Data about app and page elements
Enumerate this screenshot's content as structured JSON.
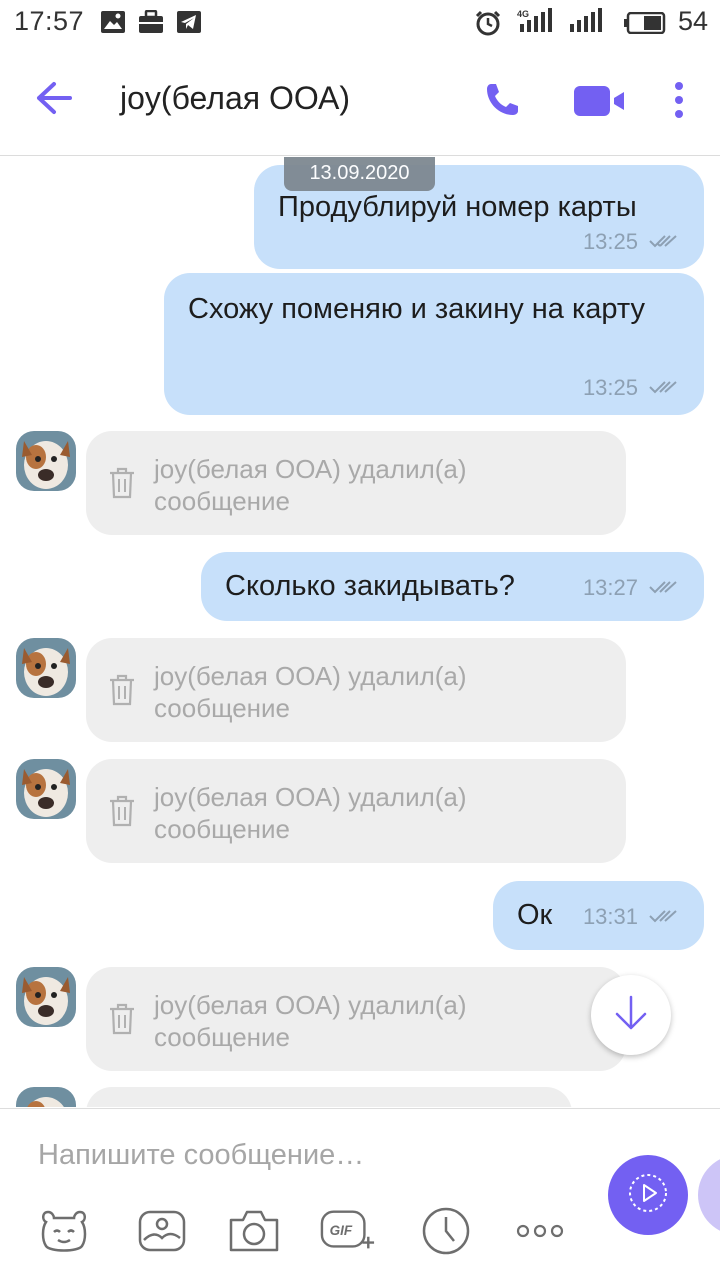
{
  "status_bar": {
    "time": "17:57",
    "network": "4G",
    "battery": "54",
    "icons": [
      "image-icon",
      "briefcase-icon",
      "telegram-icon",
      "alarm-icon",
      "signal-icon",
      "battery-icon"
    ]
  },
  "header": {
    "title": "joy(белая ООА)",
    "icons": [
      "back-arrow-icon",
      "phone-icon",
      "video-camera-icon",
      "more-vert-icon"
    ],
    "accent": "#7360f2"
  },
  "chat": {
    "date": "13.09.2020",
    "messages": [
      {
        "dir": "out",
        "text": "Продублируй номер карты",
        "time": "13:25"
      },
      {
        "dir": "out",
        "text": "Схожу поменяю и закину на карту",
        "time": "13:25"
      },
      {
        "dir": "in-deleted",
        "text": "joy(белая ООА) удалил(а) сообщение"
      },
      {
        "dir": "out",
        "text": "Сколько закидывать?",
        "time": "13:27"
      },
      {
        "dir": "in-deleted",
        "text": "joy(белая ООА) удалил(а) сообщение"
      },
      {
        "dir": "in-deleted",
        "text": "joy(белая ООА) удалил(а) сообщение"
      },
      {
        "dir": "out",
        "text": "Ок",
        "time": "13:31"
      },
      {
        "dir": "in-deleted",
        "text": "joy(белая ООА) удалил(а) сообщение"
      }
    ],
    "colors": {
      "outgoing_bubble": "#c7e0fa",
      "deleted_bubble": "#eeeeee"
    }
  },
  "composer": {
    "placeholder": "Напишите сообщение…",
    "tools": [
      "sticker-icon",
      "gallery-icon",
      "camera-icon",
      "gif-icon",
      "timer-icon",
      "more-horiz-icon"
    ],
    "send_icon": "send-video-icon"
  }
}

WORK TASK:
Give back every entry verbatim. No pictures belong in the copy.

EXERCISE SOLUTION:
Enumerate this screenshot's content as structured JSON.
{
  "status_bar": {
    "time": "17:57",
    "network": "4G",
    "battery": "54",
    "icons": [
      "image-icon",
      "briefcase-icon",
      "telegram-icon",
      "alarm-icon",
      "signal-icon",
      "battery-icon"
    ]
  },
  "header": {
    "title": "joy(белая ООА)",
    "icons": [
      "back-arrow-icon",
      "phone-icon",
      "video-camera-icon",
      "more-vert-icon"
    ],
    "accent": "#7360f2"
  },
  "chat": {
    "date": "13.09.2020",
    "messages": [
      {
        "dir": "out",
        "text": "Продублируй номер карты",
        "time": "13:25"
      },
      {
        "dir": "out",
        "text": "Схожу поменяю и закину на карту",
        "time": "13:25"
      },
      {
        "dir": "in-deleted",
        "text": "joy(белая ООА) удалил(а) сообщение"
      },
      {
        "dir": "out",
        "text": "Сколько закидывать?",
        "time": "13:27"
      },
      {
        "dir": "in-deleted",
        "text": "joy(белая ООА) удалил(а) сообщение"
      },
      {
        "dir": "in-deleted",
        "text": "joy(белая ООА) удалил(а) сообщение"
      },
      {
        "dir": "out",
        "text": "Ок",
        "time": "13:31"
      },
      {
        "dir": "in-deleted",
        "text": "joy(белая ООА) удалил(а) сообщение"
      }
    ],
    "colors": {
      "outgoing_bubble": "#c7e0fa",
      "deleted_bubble": "#eeeeee"
    }
  },
  "composer": {
    "placeholder": "Напишите сообщение…",
    "tools": [
      "sticker-icon",
      "gallery-icon",
      "camera-icon",
      "gif-icon",
      "timer-icon",
      "more-horiz-icon"
    ],
    "send_icon": "send-video-icon"
  }
}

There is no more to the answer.